WHAT IS BEING ASKED »
Below is a block of records; reproduce all of them exactly and leave out any pictures.

---------------

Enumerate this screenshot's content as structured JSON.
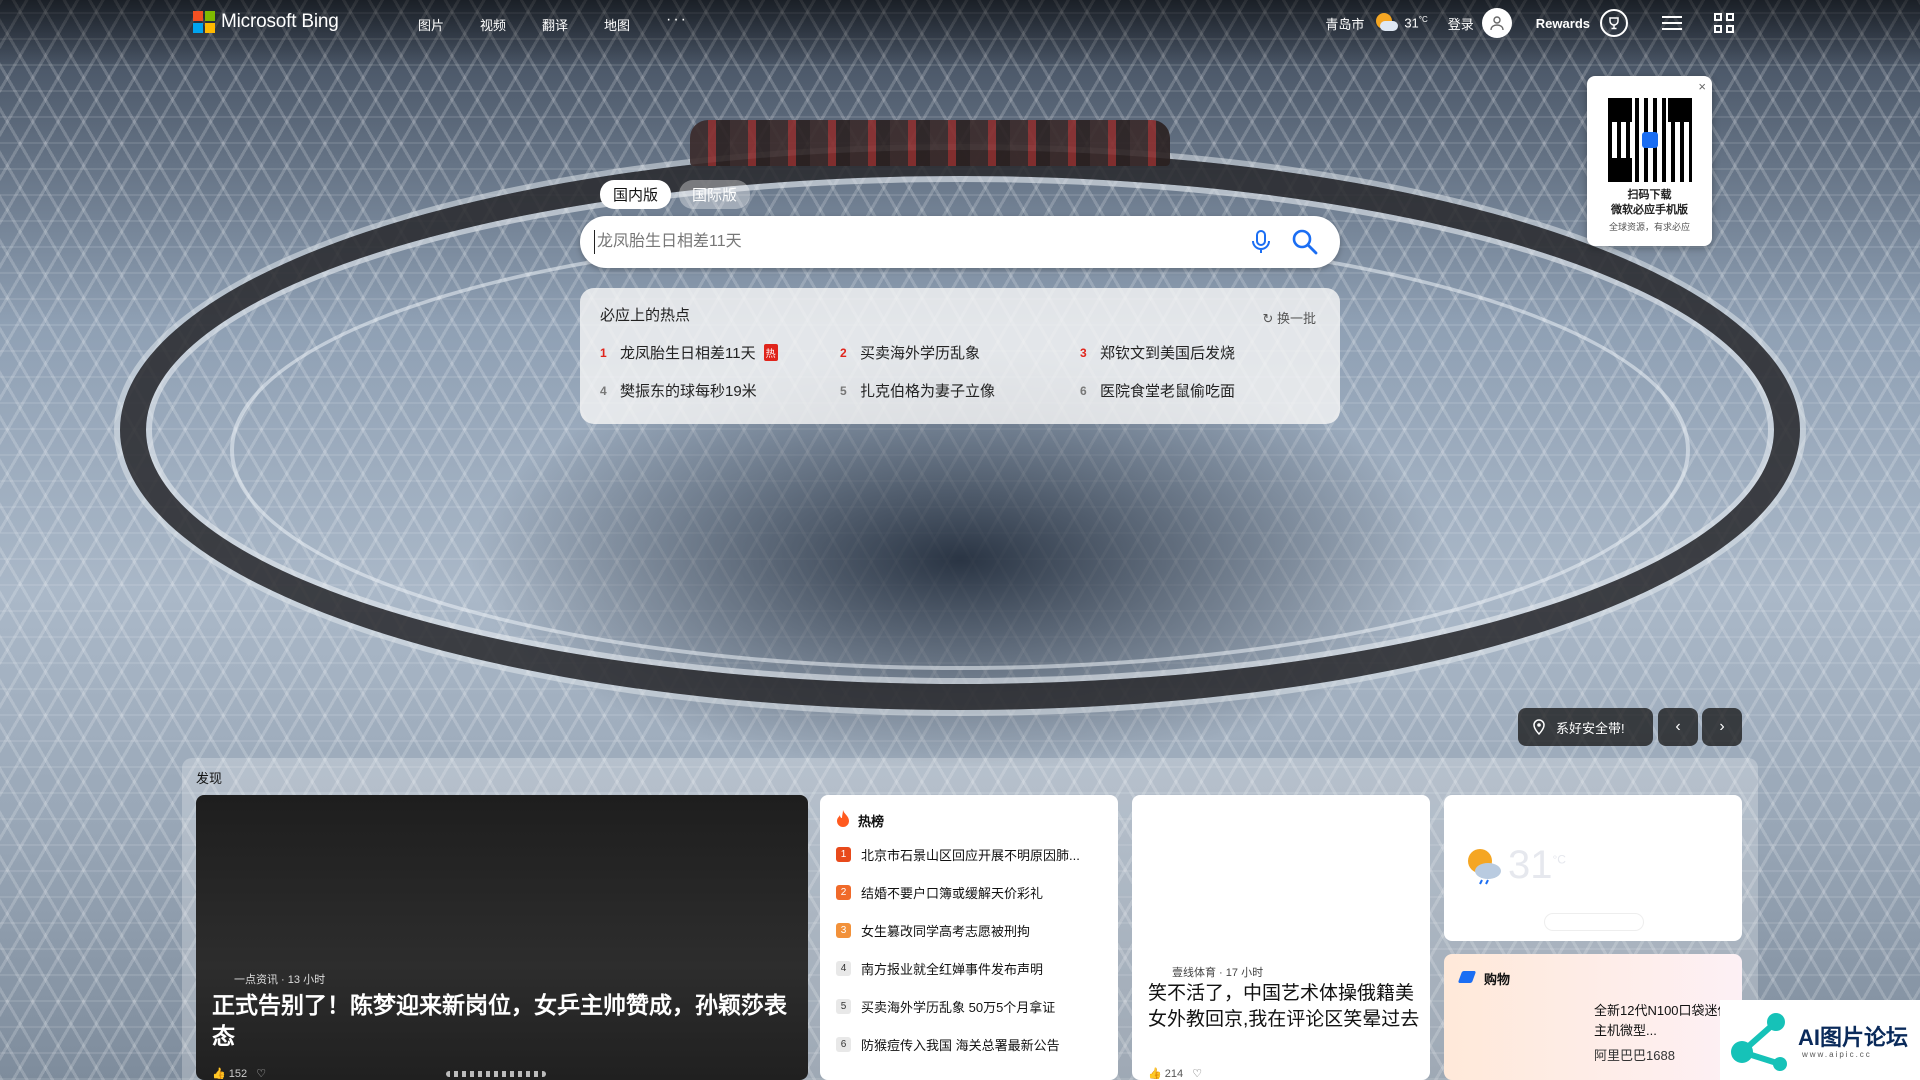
{
  "header": {
    "logo_text": "Microsoft Bing",
    "nav": [
      "图片",
      "视频",
      "翻译",
      "地图"
    ],
    "more": "···",
    "city": "青岛市",
    "temp": "31",
    "temp_unit": "°C",
    "login": "登录",
    "rewards": "Rewards"
  },
  "qr_popup": {
    "close": "×",
    "line1": "扫码下载",
    "line2": "微软必应手机版",
    "line3": "全球资源，有求必应"
  },
  "search": {
    "tabs": [
      "国内版",
      "国际版"
    ],
    "active_tab": "国内版",
    "placeholder": "龙凤胎生日相差11天"
  },
  "hot_panel": {
    "title": "必应上的热点",
    "refresh": "换一批",
    "badge": "热",
    "items": [
      {
        "num": "1",
        "text": "龙凤胎生日相差11天"
      },
      {
        "num": "2",
        "text": "买卖海外学历乱象"
      },
      {
        "num": "3",
        "text": "郑钦文到美国后发烧"
      },
      {
        "num": "4",
        "text": "樊振东的球每秒19米"
      },
      {
        "num": "5",
        "text": "扎克伯格为妻子立像"
      },
      {
        "num": "6",
        "text": "医院食堂老鼠偷吃面"
      }
    ]
  },
  "location": {
    "label": "系好安全带!",
    "prev": "‹",
    "next": "›"
  },
  "discover": {
    "label": "发现",
    "main_card": {
      "source": "一点资讯 · 13 小时",
      "headline": "正式告别了！陈梦迎来新岗位，女乒主帅赞成，孙颖莎表态",
      "likes": "152"
    },
    "hot_card": {
      "title": "热榜",
      "items": [
        {
          "num": "1",
          "text": "北京市石景山区回应开展不明原因肺...",
          "color": "#e84a1b"
        },
        {
          "num": "2",
          "text": "结婚不要户口簿或缓解天价彩礼",
          "color": "#f06a2a"
        },
        {
          "num": "3",
          "text": "女生篡改同学高考志愿被刑拘",
          "color": "#f2913a"
        },
        {
          "num": "4",
          "text": "南方报业就全红婵事件发布声明",
          "color": "#e8e8e8"
        },
        {
          "num": "5",
          "text": "买卖海外学历乱象 50万5个月拿证",
          "color": "#e8e8e8"
        },
        {
          "num": "6",
          "text": "防猴痘传入我国 海关总署最新公告",
          "color": "#e8e8e8"
        }
      ]
    },
    "news_card": {
      "source": "壹线体育 · 17 小时",
      "headline": "笑不活了，中国艺术体操俄籍美女外教回京,我在评论区笑晕过去",
      "likes": "214"
    },
    "weather_card": {
      "temp": "31",
      "unit": "°C"
    },
    "shop_card": {
      "title": "购物",
      "product": "全新12代N100口袋迷你主机微型...",
      "seller": "阿里巴巴1688"
    }
  },
  "watermark": {
    "text": "AI图片论坛",
    "sub": "www.aipic.cc"
  },
  "colors": {
    "accent": "#1b6ef3",
    "hot_red": "#e0241b",
    "ms_red": "#f25022",
    "ms_green": "#7fba00",
    "ms_blue": "#00a4ef",
    "ms_yellow": "#ffb900"
  }
}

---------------

OUTPUT OF THE EXERCISE »
Enumerate this screenshot's content as structured JSON.
{
  "header": {
    "logo_text": "Microsoft Bing",
    "nav": [
      "图片",
      "视频",
      "翻译",
      "地图"
    ],
    "more": "···",
    "city": "青岛市",
    "temp": "31",
    "temp_unit": "°C",
    "login": "登录",
    "rewards": "Rewards"
  },
  "qr_popup": {
    "close": "×",
    "line1": "扫码下载",
    "line2": "微软必应手机版",
    "line3": "全球资源，有求必应"
  },
  "search": {
    "tabs": [
      "国内版",
      "国际版"
    ],
    "active_tab": "国内版",
    "placeholder": "龙凤胎生日相差11天"
  },
  "hot_panel": {
    "title": "必应上的热点",
    "refresh": "换一批",
    "badge": "热",
    "items": [
      {
        "num": "1",
        "text": "龙凤胎生日相差11天"
      },
      {
        "num": "2",
        "text": "买卖海外学历乱象"
      },
      {
        "num": "3",
        "text": "郑钦文到美国后发烧"
      },
      {
        "num": "4",
        "text": "樊振东的球每秒19米"
      },
      {
        "num": "5",
        "text": "扎克伯格为妻子立像"
      },
      {
        "num": "6",
        "text": "医院食堂老鼠偷吃面"
      }
    ]
  },
  "location": {
    "label": "系好安全带!",
    "prev": "‹",
    "next": "›"
  },
  "discover": {
    "label": "发现",
    "main_card": {
      "source": "一点资讯 · 13 小时",
      "headline": "正式告别了！陈梦迎来新岗位，女乒主帅赞成，孙颖莎表态",
      "likes": "152"
    },
    "hot_card": {
      "title": "热榜",
      "items": [
        {
          "num": "1",
          "text": "北京市石景山区回应开展不明原因肺...",
          "color": "#e84a1b"
        },
        {
          "num": "2",
          "text": "结婚不要户口簿或缓解天价彩礼",
          "color": "#f06a2a"
        },
        {
          "num": "3",
          "text": "女生篡改同学高考志愿被刑拘",
          "color": "#f2913a"
        },
        {
          "num": "4",
          "text": "南方报业就全红婵事件发布声明",
          "color": "#e8e8e8"
        },
        {
          "num": "5",
          "text": "买卖海外学历乱象 50万5个月拿证",
          "color": "#e8e8e8"
        },
        {
          "num": "6",
          "text": "防猴痘传入我国 海关总署最新公告",
          "color": "#e8e8e8"
        }
      ]
    },
    "news_card": {
      "source": "壹线体育 · 17 小时",
      "headline": "笑不活了，中国艺术体操俄籍美女外教回京,我在评论区笑晕过去",
      "likes": "214"
    },
    "weather_card": {
      "temp": "31",
      "unit": "°C"
    },
    "shop_card": {
      "title": "购物",
      "product": "全新12代N100口袋迷你主机微型...",
      "seller": "阿里巴巴1688"
    }
  },
  "watermark": {
    "text": "AI图片论坛",
    "sub": "www.aipic.cc"
  },
  "colors": {
    "accent": "#1b6ef3",
    "hot_red": "#e0241b",
    "ms_red": "#f25022",
    "ms_green": "#7fba00",
    "ms_blue": "#00a4ef",
    "ms_yellow": "#ffb900"
  }
}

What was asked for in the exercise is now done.